*Supplied records*:
- Opening Delimiter -
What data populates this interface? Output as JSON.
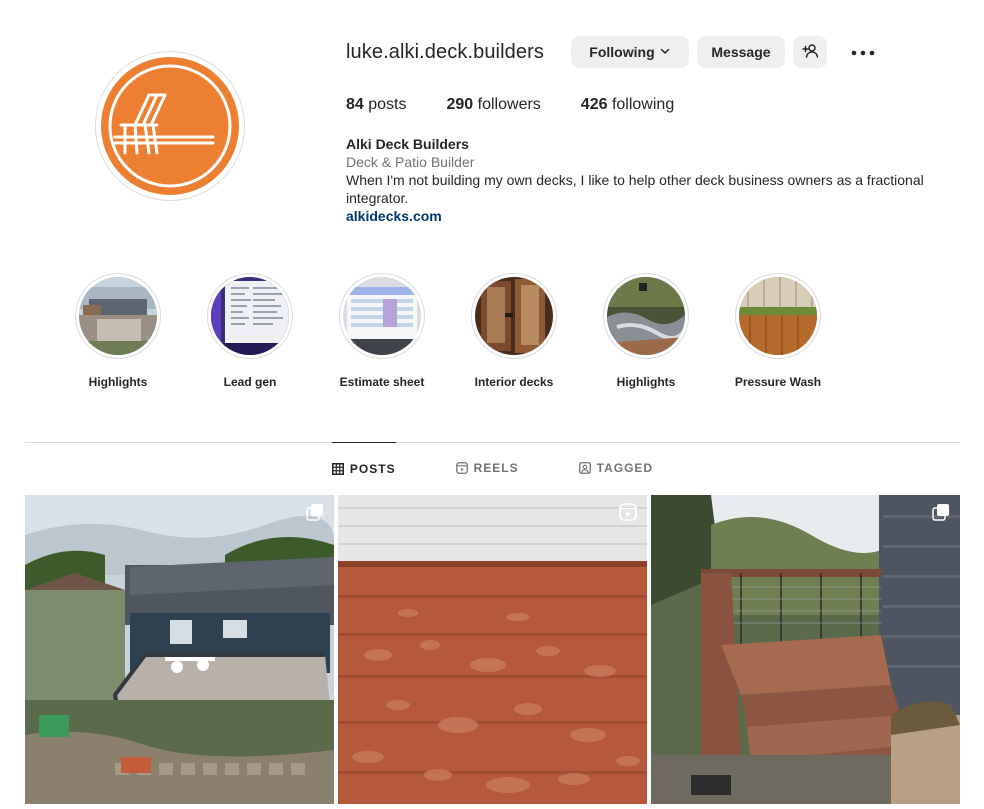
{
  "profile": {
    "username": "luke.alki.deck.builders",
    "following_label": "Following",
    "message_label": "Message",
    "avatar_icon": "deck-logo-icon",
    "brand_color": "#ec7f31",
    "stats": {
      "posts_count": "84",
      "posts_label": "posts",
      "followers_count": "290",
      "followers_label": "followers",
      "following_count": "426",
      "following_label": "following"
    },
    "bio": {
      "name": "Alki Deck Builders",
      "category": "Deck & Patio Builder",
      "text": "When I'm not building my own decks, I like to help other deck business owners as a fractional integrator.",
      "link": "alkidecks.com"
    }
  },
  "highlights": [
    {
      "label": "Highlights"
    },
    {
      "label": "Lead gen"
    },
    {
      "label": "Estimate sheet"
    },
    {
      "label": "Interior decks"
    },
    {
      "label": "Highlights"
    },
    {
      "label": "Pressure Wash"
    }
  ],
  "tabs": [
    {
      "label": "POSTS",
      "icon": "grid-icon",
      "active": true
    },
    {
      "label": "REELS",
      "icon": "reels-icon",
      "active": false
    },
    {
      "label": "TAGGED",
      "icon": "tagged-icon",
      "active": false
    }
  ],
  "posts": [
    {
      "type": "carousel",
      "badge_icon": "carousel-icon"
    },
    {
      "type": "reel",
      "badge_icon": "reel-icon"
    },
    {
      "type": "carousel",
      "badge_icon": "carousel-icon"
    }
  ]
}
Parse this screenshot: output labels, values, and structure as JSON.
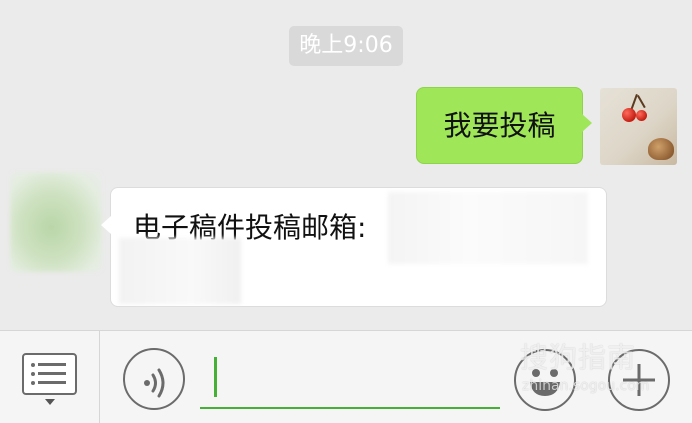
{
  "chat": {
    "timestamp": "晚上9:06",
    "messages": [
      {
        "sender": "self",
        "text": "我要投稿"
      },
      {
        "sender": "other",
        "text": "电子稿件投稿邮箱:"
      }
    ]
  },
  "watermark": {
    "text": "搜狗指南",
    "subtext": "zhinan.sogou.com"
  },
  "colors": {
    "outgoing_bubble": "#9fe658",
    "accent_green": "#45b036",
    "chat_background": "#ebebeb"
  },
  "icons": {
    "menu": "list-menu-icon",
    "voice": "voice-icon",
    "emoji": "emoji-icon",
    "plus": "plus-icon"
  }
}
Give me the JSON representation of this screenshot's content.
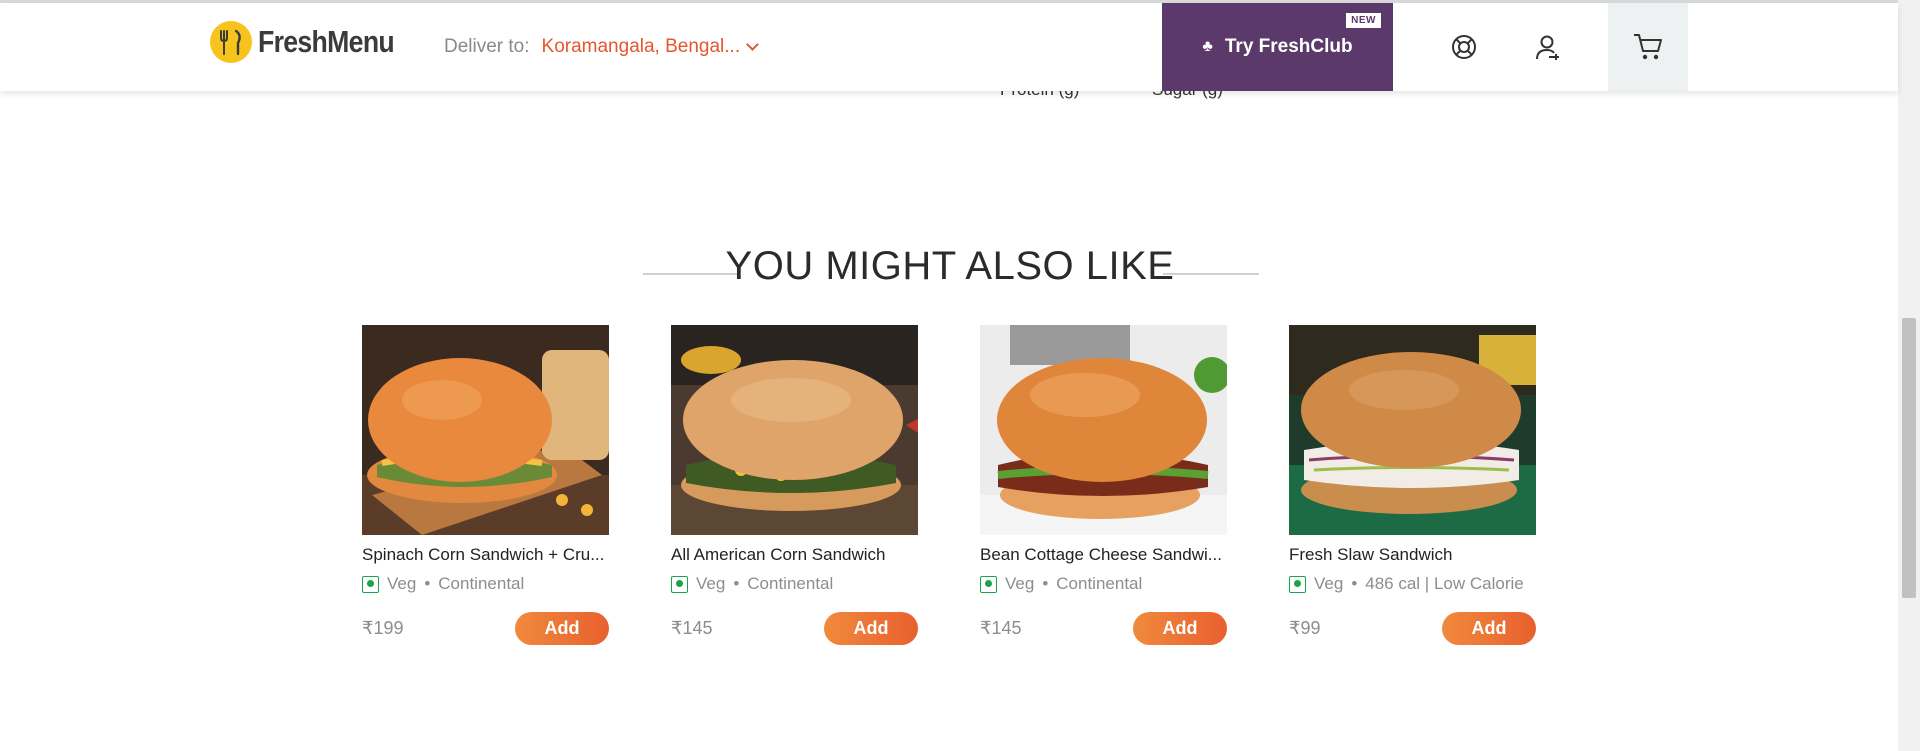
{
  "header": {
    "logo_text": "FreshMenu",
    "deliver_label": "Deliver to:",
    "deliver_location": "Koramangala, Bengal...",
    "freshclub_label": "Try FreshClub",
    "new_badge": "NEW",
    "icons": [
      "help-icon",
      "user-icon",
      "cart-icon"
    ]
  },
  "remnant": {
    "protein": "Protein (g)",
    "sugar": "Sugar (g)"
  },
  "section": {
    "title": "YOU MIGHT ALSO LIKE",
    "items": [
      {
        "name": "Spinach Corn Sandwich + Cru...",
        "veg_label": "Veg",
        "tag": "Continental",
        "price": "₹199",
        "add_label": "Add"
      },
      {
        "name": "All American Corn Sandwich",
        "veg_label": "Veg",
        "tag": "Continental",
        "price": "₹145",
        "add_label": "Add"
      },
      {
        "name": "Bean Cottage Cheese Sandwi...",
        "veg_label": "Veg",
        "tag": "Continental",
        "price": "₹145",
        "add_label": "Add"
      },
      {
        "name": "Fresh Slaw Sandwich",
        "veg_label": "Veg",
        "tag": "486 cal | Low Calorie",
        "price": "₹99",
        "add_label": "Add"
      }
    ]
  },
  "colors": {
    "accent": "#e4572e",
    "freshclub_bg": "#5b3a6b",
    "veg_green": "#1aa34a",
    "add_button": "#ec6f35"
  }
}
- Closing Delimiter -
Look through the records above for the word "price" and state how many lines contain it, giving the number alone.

*Response to this task*: 4